(GIVEN INFORMATION Opens)

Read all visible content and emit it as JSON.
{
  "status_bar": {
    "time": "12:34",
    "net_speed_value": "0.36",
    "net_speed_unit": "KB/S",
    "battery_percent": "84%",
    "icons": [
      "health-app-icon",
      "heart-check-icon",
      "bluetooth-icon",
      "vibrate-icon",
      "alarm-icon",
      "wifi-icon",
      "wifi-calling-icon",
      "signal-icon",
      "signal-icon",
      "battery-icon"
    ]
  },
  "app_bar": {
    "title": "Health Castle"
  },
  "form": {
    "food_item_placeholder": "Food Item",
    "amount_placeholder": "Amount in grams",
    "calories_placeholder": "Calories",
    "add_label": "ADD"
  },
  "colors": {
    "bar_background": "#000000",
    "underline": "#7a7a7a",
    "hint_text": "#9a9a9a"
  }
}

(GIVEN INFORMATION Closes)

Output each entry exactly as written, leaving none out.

Read all visible content and emit it as JSON.
{
  "status_bar": {
    "time": "12:34",
    "net_speed_value": "0.36",
    "net_speed_unit": "KB/S",
    "battery_percent": "84%",
    "icons": [
      "health-app-icon",
      "heart-check-icon",
      "bluetooth-icon",
      "vibrate-icon",
      "alarm-icon",
      "wifi-icon",
      "wifi-calling-icon",
      "signal-icon",
      "signal-icon",
      "battery-icon"
    ]
  },
  "app_bar": {
    "title": "Health Castle"
  },
  "form": {
    "food_item_placeholder": "Food Item",
    "amount_placeholder": "Amount in grams",
    "calories_placeholder": "Calories",
    "add_label": "ADD"
  },
  "colors": {
    "bar_background": "#000000",
    "underline": "#7a7a7a",
    "hint_text": "#9a9a9a"
  }
}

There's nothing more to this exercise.